(Records drawn from a dataset)
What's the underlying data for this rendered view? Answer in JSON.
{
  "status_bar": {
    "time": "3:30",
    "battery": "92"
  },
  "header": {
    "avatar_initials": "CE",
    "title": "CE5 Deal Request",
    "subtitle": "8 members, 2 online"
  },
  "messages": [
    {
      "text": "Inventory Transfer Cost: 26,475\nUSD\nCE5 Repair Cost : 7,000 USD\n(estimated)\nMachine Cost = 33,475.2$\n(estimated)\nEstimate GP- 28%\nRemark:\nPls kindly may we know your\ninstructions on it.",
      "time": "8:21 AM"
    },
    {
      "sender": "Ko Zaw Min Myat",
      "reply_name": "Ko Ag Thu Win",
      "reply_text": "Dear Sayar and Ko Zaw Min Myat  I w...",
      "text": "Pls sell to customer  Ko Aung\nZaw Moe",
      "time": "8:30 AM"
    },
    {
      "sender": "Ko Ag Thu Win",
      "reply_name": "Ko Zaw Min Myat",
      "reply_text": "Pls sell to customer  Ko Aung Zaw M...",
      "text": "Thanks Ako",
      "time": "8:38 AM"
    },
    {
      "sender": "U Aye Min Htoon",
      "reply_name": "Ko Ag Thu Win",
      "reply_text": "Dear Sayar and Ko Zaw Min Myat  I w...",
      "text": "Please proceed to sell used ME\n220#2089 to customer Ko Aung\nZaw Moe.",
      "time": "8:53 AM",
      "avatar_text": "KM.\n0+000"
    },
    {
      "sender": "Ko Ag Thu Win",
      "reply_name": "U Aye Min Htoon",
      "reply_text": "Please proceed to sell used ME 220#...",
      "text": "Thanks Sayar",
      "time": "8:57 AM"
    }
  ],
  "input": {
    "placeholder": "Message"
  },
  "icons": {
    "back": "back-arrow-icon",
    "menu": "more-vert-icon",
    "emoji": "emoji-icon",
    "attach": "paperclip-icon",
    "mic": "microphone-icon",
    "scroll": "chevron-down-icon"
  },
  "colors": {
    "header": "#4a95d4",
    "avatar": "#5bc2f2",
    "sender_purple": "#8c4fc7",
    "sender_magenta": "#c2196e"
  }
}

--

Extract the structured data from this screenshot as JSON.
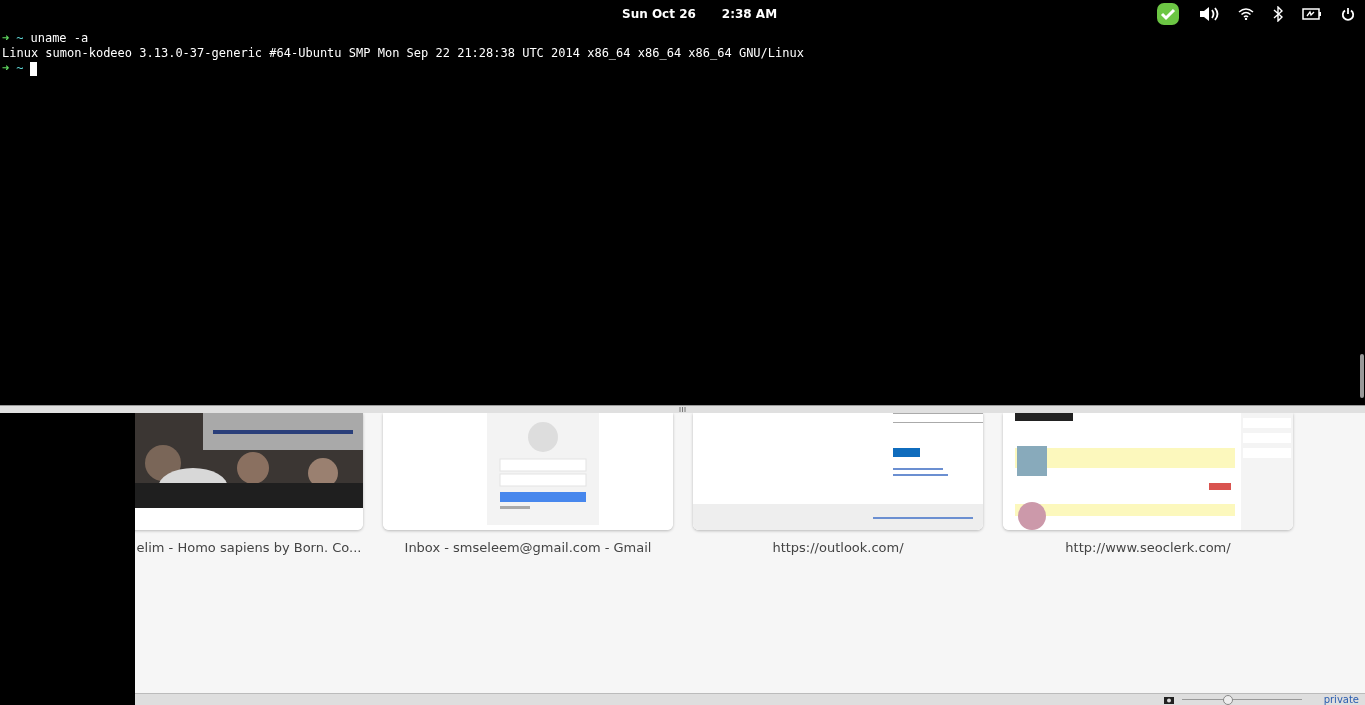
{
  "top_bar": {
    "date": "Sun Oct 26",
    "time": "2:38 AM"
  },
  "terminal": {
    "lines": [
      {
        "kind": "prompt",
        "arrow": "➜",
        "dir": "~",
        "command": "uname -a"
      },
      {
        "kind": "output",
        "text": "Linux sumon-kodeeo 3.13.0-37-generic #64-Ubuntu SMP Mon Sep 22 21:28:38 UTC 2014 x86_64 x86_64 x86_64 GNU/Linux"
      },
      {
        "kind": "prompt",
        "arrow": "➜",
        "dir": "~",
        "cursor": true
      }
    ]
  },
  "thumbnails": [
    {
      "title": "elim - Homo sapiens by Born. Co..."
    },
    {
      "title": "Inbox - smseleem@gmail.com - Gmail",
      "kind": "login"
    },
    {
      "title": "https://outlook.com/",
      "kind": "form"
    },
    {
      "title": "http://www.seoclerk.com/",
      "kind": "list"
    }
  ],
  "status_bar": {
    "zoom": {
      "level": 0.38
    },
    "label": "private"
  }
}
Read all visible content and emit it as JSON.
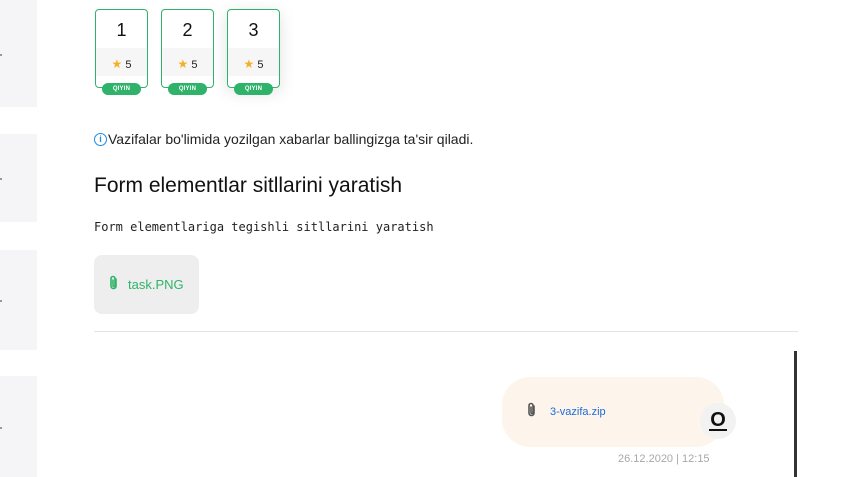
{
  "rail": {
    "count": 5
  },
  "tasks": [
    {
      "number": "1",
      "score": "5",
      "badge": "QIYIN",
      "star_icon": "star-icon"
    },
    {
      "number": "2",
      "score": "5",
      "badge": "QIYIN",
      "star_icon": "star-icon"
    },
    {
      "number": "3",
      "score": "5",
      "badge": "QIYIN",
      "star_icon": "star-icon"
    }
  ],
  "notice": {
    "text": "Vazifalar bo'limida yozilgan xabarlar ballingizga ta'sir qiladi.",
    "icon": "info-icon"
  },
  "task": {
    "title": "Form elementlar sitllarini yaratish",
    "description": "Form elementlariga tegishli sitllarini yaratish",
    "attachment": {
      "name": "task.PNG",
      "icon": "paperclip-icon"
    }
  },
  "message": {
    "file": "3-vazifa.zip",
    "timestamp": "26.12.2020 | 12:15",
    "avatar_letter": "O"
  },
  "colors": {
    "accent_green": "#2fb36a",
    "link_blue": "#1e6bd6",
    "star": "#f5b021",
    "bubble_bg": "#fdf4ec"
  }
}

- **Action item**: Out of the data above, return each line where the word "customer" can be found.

- **Answer**:
      "text": "Pls sell to customer  Ko Aung\nZaw Moe",
      "reply_text": "Pls sell to customer  Ko Aung Zaw M...",
      "text": "Please proceed to sell used ME\n220#2089 to customer Ko Aung\nZaw Moe.",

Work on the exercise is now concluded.